### Records supplied
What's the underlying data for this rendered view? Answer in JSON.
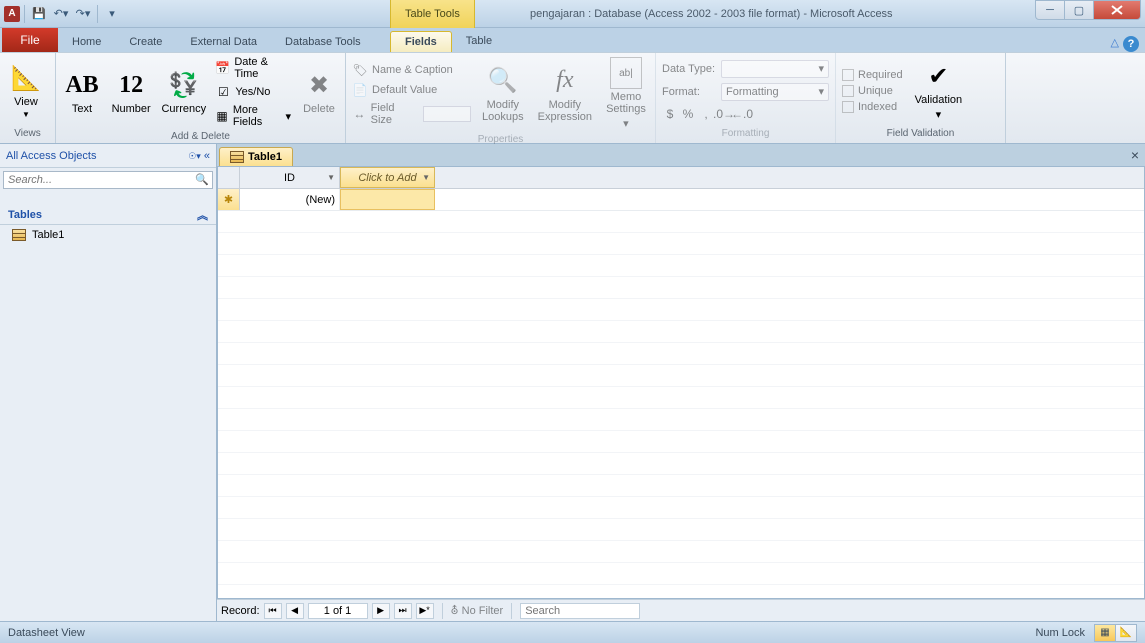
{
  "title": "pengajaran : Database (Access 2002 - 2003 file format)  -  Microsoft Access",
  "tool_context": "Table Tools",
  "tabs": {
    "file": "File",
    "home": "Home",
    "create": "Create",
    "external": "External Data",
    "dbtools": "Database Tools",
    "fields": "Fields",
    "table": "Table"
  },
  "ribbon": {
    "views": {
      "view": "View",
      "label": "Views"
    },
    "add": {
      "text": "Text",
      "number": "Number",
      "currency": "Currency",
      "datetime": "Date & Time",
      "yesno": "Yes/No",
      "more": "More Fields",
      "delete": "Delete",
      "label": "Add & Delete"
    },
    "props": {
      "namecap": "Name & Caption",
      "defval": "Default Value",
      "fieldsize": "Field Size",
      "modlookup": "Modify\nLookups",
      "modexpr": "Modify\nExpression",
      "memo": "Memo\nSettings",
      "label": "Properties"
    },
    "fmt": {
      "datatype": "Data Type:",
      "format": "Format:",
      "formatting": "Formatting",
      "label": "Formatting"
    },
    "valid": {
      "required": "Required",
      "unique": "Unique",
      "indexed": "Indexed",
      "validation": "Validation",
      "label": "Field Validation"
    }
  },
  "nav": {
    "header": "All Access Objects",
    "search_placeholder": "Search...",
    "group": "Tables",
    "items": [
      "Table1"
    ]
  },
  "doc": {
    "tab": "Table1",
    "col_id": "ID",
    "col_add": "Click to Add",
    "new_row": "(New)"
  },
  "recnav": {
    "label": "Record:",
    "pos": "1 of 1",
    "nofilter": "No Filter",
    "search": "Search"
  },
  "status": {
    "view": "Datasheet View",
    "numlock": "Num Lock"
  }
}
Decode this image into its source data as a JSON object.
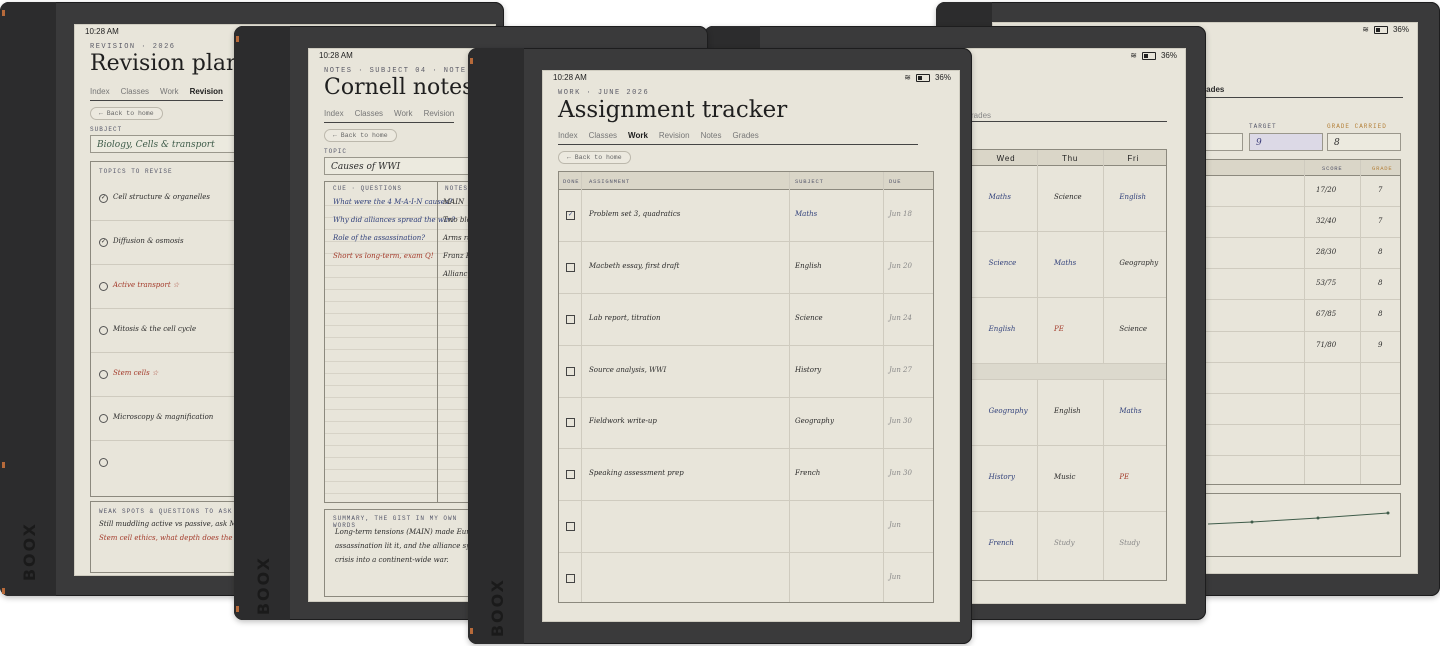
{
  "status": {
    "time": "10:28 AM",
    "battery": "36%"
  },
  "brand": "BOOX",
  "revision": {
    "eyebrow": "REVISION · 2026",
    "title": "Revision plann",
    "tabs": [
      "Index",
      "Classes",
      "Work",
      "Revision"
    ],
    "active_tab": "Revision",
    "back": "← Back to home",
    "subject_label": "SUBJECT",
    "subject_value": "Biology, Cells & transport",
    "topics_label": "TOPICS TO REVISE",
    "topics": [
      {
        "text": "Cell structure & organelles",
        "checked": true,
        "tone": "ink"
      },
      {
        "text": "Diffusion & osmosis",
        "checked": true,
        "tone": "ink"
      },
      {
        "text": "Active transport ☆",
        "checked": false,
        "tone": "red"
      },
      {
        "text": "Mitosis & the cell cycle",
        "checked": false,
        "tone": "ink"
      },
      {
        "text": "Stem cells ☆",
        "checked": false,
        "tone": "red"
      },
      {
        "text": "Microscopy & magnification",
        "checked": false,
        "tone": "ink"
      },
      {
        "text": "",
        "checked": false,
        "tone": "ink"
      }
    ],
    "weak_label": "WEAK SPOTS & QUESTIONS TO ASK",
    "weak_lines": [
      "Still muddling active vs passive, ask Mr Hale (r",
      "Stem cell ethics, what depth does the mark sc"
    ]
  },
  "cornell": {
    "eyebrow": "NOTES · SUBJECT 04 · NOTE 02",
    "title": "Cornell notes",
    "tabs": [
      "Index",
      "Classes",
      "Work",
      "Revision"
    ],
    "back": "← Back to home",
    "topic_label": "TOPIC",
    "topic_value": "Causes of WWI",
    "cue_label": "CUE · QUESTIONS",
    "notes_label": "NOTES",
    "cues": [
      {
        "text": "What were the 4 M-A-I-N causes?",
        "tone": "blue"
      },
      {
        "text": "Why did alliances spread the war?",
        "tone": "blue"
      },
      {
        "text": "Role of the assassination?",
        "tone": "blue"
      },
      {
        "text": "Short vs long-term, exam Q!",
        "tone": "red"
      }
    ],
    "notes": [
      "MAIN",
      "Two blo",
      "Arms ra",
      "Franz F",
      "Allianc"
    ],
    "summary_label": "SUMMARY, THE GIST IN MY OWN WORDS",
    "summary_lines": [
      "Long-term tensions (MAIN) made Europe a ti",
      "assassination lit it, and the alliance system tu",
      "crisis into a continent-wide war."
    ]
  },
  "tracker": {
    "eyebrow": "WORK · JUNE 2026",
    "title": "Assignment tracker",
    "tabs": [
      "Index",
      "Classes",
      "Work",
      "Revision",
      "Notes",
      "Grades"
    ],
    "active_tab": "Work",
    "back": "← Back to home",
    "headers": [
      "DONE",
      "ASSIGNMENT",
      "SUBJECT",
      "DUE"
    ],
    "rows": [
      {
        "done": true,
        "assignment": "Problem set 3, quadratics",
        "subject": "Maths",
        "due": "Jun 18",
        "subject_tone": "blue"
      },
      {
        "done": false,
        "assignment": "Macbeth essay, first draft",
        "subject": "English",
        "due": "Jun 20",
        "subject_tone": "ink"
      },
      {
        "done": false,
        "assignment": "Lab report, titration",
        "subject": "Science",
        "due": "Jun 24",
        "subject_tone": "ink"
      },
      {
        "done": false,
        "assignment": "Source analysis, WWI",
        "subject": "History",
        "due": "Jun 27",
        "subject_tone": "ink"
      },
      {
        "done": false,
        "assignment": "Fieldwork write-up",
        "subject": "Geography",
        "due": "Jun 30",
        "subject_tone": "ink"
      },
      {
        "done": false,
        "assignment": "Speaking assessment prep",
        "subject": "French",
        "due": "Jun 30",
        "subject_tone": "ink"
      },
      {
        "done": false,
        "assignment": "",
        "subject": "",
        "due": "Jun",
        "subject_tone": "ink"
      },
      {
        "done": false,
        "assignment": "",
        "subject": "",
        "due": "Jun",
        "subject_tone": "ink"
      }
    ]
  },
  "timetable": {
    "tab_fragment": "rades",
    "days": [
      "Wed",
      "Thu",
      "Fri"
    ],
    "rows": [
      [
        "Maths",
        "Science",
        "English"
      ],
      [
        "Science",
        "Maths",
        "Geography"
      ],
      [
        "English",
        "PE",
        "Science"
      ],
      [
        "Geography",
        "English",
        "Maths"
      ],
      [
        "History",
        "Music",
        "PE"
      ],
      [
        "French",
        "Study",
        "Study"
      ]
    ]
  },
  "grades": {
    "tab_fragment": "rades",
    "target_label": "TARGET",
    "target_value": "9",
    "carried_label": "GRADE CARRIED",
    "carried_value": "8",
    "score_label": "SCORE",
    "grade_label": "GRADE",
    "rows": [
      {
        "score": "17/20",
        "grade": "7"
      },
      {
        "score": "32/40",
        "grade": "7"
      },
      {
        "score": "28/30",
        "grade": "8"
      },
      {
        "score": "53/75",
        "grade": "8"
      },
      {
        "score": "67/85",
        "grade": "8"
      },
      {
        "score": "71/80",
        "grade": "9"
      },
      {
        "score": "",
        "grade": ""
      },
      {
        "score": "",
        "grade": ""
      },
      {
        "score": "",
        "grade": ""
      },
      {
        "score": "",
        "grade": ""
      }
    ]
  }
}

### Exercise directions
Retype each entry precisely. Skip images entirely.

### Exercise solution
What's the underlying data for this rendered view? Answer in JSON.
{
  "title": "pengajaran : Database (Access 2002 - 2003 file format)  -  Microsoft Access",
  "tool_context": "Table Tools",
  "tabs": {
    "file": "File",
    "home": "Home",
    "create": "Create",
    "external": "External Data",
    "dbtools": "Database Tools",
    "fields": "Fields",
    "table": "Table"
  },
  "ribbon": {
    "views": {
      "view": "View",
      "label": "Views"
    },
    "add": {
      "text": "Text",
      "number": "Number",
      "currency": "Currency",
      "datetime": "Date & Time",
      "yesno": "Yes/No",
      "more": "More Fields",
      "delete": "Delete",
      "label": "Add & Delete"
    },
    "props": {
      "namecap": "Name & Caption",
      "defval": "Default Value",
      "fieldsize": "Field Size",
      "modlookup": "Modify\nLookups",
      "modexpr": "Modify\nExpression",
      "memo": "Memo\nSettings",
      "label": "Properties"
    },
    "fmt": {
      "datatype": "Data Type:",
      "format": "Format:",
      "formatting": "Formatting",
      "label": "Formatting"
    },
    "valid": {
      "required": "Required",
      "unique": "Unique",
      "indexed": "Indexed",
      "validation": "Validation",
      "label": "Field Validation"
    }
  },
  "nav": {
    "header": "All Access Objects",
    "search_placeholder": "Search...",
    "group": "Tables",
    "items": [
      "Table1"
    ]
  },
  "doc": {
    "tab": "Table1",
    "col_id": "ID",
    "col_add": "Click to Add",
    "new_row": "(New)"
  },
  "recnav": {
    "label": "Record:",
    "pos": "1 of 1",
    "nofilter": "No Filter",
    "search": "Search"
  },
  "status": {
    "view": "Datasheet View",
    "numlock": "Num Lock"
  }
}
Decode this image into its source data as a JSON object.
{
  "status": {
    "time": "10:28 AM",
    "battery": "36%"
  },
  "brand": "BOOX",
  "revision": {
    "eyebrow": "REVISION · 2026",
    "title": "Revision plann",
    "tabs": [
      "Index",
      "Classes",
      "Work",
      "Revision"
    ],
    "active_tab": "Revision",
    "back": "← Back to home",
    "subject_label": "SUBJECT",
    "subject_value": "Biology, Cells & transport",
    "topics_label": "TOPICS TO REVISE",
    "topics": [
      {
        "text": "Cell structure & organelles",
        "checked": true,
        "tone": "ink"
      },
      {
        "text": "Diffusion & osmosis",
        "checked": true,
        "tone": "ink"
      },
      {
        "text": "Active transport ☆",
        "checked": false,
        "tone": "red"
      },
      {
        "text": "Mitosis & the cell cycle",
        "checked": false,
        "tone": "ink"
      },
      {
        "text": "Stem cells ☆",
        "checked": false,
        "tone": "red"
      },
      {
        "text": "Microscopy & magnification",
        "checked": false,
        "tone": "ink"
      },
      {
        "text": "",
        "checked": false,
        "tone": "ink"
      }
    ],
    "weak_label": "WEAK SPOTS & QUESTIONS TO ASK",
    "weak_lines": [
      "Still muddling active vs passive, ask Mr Hale (r",
      "Stem cell ethics, what depth does the mark sc"
    ]
  },
  "cornell": {
    "eyebrow": "NOTES · SUBJECT 04 · NOTE 02",
    "title": "Cornell notes",
    "tabs": [
      "Index",
      "Classes",
      "Work",
      "Revision"
    ],
    "back": "← Back to home",
    "topic_label": "TOPIC",
    "topic_value": "Causes of WWI",
    "cue_label": "CUE · QUESTIONS",
    "notes_label": "NOTES",
    "cues": [
      {
        "text": "What were the 4 M-A-I-N causes?",
        "tone": "blue"
      },
      {
        "text": "Why did alliances spread the war?",
        "tone": "blue"
      },
      {
        "text": "Role of the assassination?",
        "tone": "blue"
      },
      {
        "text": "Short vs long-term, exam Q!",
        "tone": "red"
      }
    ],
    "notes": [
      "MAIN",
      "Two blo",
      "Arms ra",
      "Franz F",
      "Allianc"
    ],
    "summary_label": "SUMMARY, THE GIST IN MY OWN WORDS",
    "summary_lines": [
      "Long-term tensions (MAIN) made Europe a ti",
      "assassination lit it, and the alliance system tu",
      "crisis into a continent-wide war."
    ]
  },
  "tracker": {
    "eyebrow": "WORK · JUNE 2026",
    "title": "Assignment tracker",
    "tabs": [
      "Index",
      "Classes",
      "Work",
      "Revision",
      "Notes",
      "Grades"
    ],
    "active_tab": "Work",
    "back": "← Back to home",
    "headers": [
      "DONE",
      "ASSIGNMENT",
      "SUBJECT",
      "DUE"
    ],
    "rows": [
      {
        "done": true,
        "assignment": "Problem set 3, quadratics",
        "subject": "Maths",
        "due": "Jun 18",
        "subject_tone": "blue"
      },
      {
        "done": false,
        "assignment": "Macbeth essay, first draft",
        "subject": "English",
        "due": "Jun 20",
        "subject_tone": "ink"
      },
      {
        "done": false,
        "assignment": "Lab report, titration",
        "subject": "Science",
        "due": "Jun 24",
        "subject_tone": "ink"
      },
      {
        "done": false,
        "assignment": "Source analysis, WWI",
        "subject": "History",
        "due": "Jun 27",
        "subject_tone": "ink"
      },
      {
        "done": false,
        "assignment": "Fieldwork write-up",
        "subject": "Geography",
        "due": "Jun 30",
        "subject_tone": "ink"
      },
      {
        "done": false,
        "assignment": "Speaking assessment prep",
        "subject": "French",
        "due": "Jun 30",
        "subject_tone": "ink"
      },
      {
        "done": false,
        "assignment": "",
        "subject": "",
        "due": "Jun",
        "subject_tone": "ink"
      },
      {
        "done": false,
        "assignment": "",
        "subject": "",
        "due": "Jun",
        "subject_tone": "ink"
      }
    ]
  },
  "timetable": {
    "tab_fragment": "rades",
    "days": [
      "Wed",
      "Thu",
      "Fri"
    ],
    "rows": [
      [
        "Maths",
        "Science",
        "English"
      ],
      [
        "Science",
        "Maths",
        "Geography"
      ],
      [
        "English",
        "PE",
        "Science"
      ],
      [
        "Geography",
        "English",
        "Maths"
      ],
      [
        "History",
        "Music",
        "PE"
      ],
      [
        "French",
        "Study",
        "Study"
      ]
    ]
  },
  "grades": {
    "tab_fragment": "rades",
    "target_label": "TARGET",
    "target_value": "9",
    "carried_label": "GRADE CARRIED",
    "carried_value": "8",
    "score_label": "SCORE",
    "grade_label": "GRADE",
    "rows": [
      {
        "score": "17/20",
        "grade": "7"
      },
      {
        "score": "32/40",
        "grade": "7"
      },
      {
        "score": "28/30",
        "grade": "8"
      },
      {
        "score": "53/75",
        "grade": "8"
      },
      {
        "score": "67/85",
        "grade": "8"
      },
      {
        "score": "71/80",
        "grade": "9"
      },
      {
        "score": "",
        "grade": ""
      },
      {
        "score": "",
        "grade": ""
      },
      {
        "score": "",
        "grade": ""
      },
      {
        "score": "",
        "grade": ""
      }
    ]
  }
}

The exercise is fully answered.